Work order
The entries need to be copied exactly as they stand, images left out.

Component data from apps and pages
============================================================

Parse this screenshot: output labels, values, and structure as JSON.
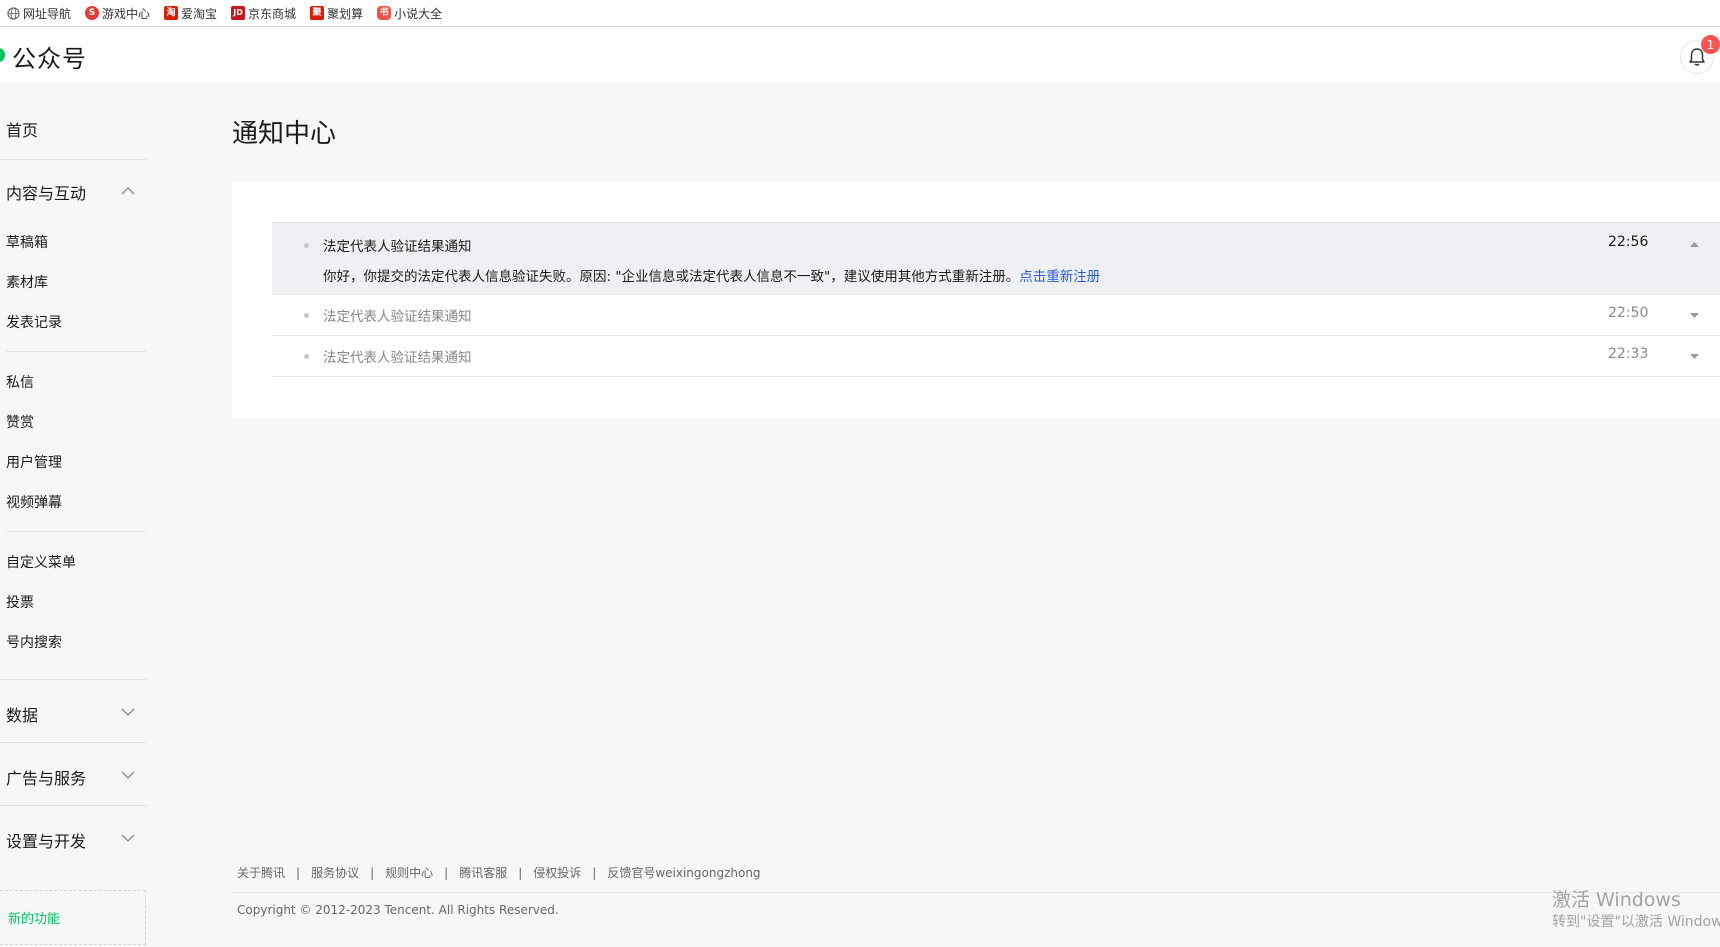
{
  "bookmarks": [
    {
      "label": "网址导航",
      "icon": "globe-icon",
      "color": "#666666",
      "glyph": ""
    },
    {
      "label": "游戏中心",
      "icon": "game-icon",
      "color": "#e53935",
      "glyph": "S"
    },
    {
      "label": "爱淘宝",
      "icon": "taobao-icon",
      "color": "#d81e06",
      "glyph": "淘"
    },
    {
      "label": "京东商城",
      "icon": "jd-icon",
      "color": "#c8161d",
      "glyph": "JD"
    },
    {
      "label": "聚划算",
      "icon": "juhuasuan-icon",
      "color": "#d81e06",
      "glyph": "聚"
    },
    {
      "label": "小说大全",
      "icon": "novel-icon",
      "color": "#ef5350",
      "glyph": "书"
    }
  ],
  "header": {
    "brand": "公众号",
    "notification_count": "1",
    "accent_color": "#07c160"
  },
  "sidebar": {
    "home": "首页",
    "content_group": "内容与互动",
    "content_items": [
      "草稿箱",
      "素材库",
      "发表记录"
    ],
    "interaction_items": [
      "私信",
      "赞赏",
      "用户管理",
      "视频弹幕"
    ],
    "feature_items": [
      "自定义菜单",
      "投票",
      "号内搜索"
    ],
    "data_group": "数据",
    "ads_group": "广告与服务",
    "settings_group": "设置与开发",
    "new_feature": "新的功能"
  },
  "main": {
    "title": "通知中心",
    "notifications": [
      {
        "title": "法定代表人验证结果通知",
        "time": "22:56",
        "expanded": true,
        "body": "你好，你提交的法定代表人信息验证失败。原因: \"企业信息或法定代表人信息不一致\"，建议使用其他方式重新注册。",
        "link": "点击重新注册"
      },
      {
        "title": "法定代表人验证结果通知",
        "time": "22:50",
        "expanded": false
      },
      {
        "title": "法定代表人验证结果通知",
        "time": "22:33",
        "expanded": false
      }
    ]
  },
  "footer": {
    "links": [
      "关于腾讯",
      "服务协议",
      "规则中心",
      "腾讯客服",
      "侵权投诉",
      "反馈官号weixingongzhong"
    ],
    "separator": "|",
    "copyright": "Copyright © 2012-2023 Tencent. All Rights Reserved."
  },
  "watermark": {
    "line1": "激活 Windows",
    "line2": "转到\"设置\"以激活 Windows。"
  }
}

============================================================

Solution to this exercise
Parse this screenshot: output labels, values, and structure as JSON.
{
  "bookmarks": [
    {
      "label": "网址导航",
      "icon": "globe-icon",
      "color": "#666666",
      "glyph": ""
    },
    {
      "label": "游戏中心",
      "icon": "game-icon",
      "color": "#e53935",
      "glyph": "S"
    },
    {
      "label": "爱淘宝",
      "icon": "taobao-icon",
      "color": "#d81e06",
      "glyph": "淘"
    },
    {
      "label": "京东商城",
      "icon": "jd-icon",
      "color": "#c8161d",
      "glyph": "JD"
    },
    {
      "label": "聚划算",
      "icon": "juhuasuan-icon",
      "color": "#d81e06",
      "glyph": "聚"
    },
    {
      "label": "小说大全",
      "icon": "novel-icon",
      "color": "#ef5350",
      "glyph": "书"
    }
  ],
  "header": {
    "brand": "公众号",
    "notification_count": "1",
    "accent_color": "#07c160"
  },
  "sidebar": {
    "home": "首页",
    "content_group": "内容与互动",
    "content_items": [
      "草稿箱",
      "素材库",
      "发表记录"
    ],
    "interaction_items": [
      "私信",
      "赞赏",
      "用户管理",
      "视频弹幕"
    ],
    "feature_items": [
      "自定义菜单",
      "投票",
      "号内搜索"
    ],
    "data_group": "数据",
    "ads_group": "广告与服务",
    "settings_group": "设置与开发",
    "new_feature": "新的功能"
  },
  "main": {
    "title": "通知中心",
    "notifications": [
      {
        "title": "法定代表人验证结果通知",
        "time": "22:56",
        "expanded": true,
        "body": "你好，你提交的法定代表人信息验证失败。原因: \"企业信息或法定代表人信息不一致\"，建议使用其他方式重新注册。",
        "link": "点击重新注册"
      },
      {
        "title": "法定代表人验证结果通知",
        "time": "22:50",
        "expanded": false
      },
      {
        "title": "法定代表人验证结果通知",
        "time": "22:33",
        "expanded": false
      }
    ]
  },
  "footer": {
    "links": [
      "关于腾讯",
      "服务协议",
      "规则中心",
      "腾讯客服",
      "侵权投诉",
      "反馈官号weixingongzhong"
    ],
    "separator": "|",
    "copyright": "Copyright © 2012-2023 Tencent. All Rights Reserved."
  },
  "watermark": {
    "line1": "激活 Windows",
    "line2": "转到\"设置\"以激活 Windows。"
  }
}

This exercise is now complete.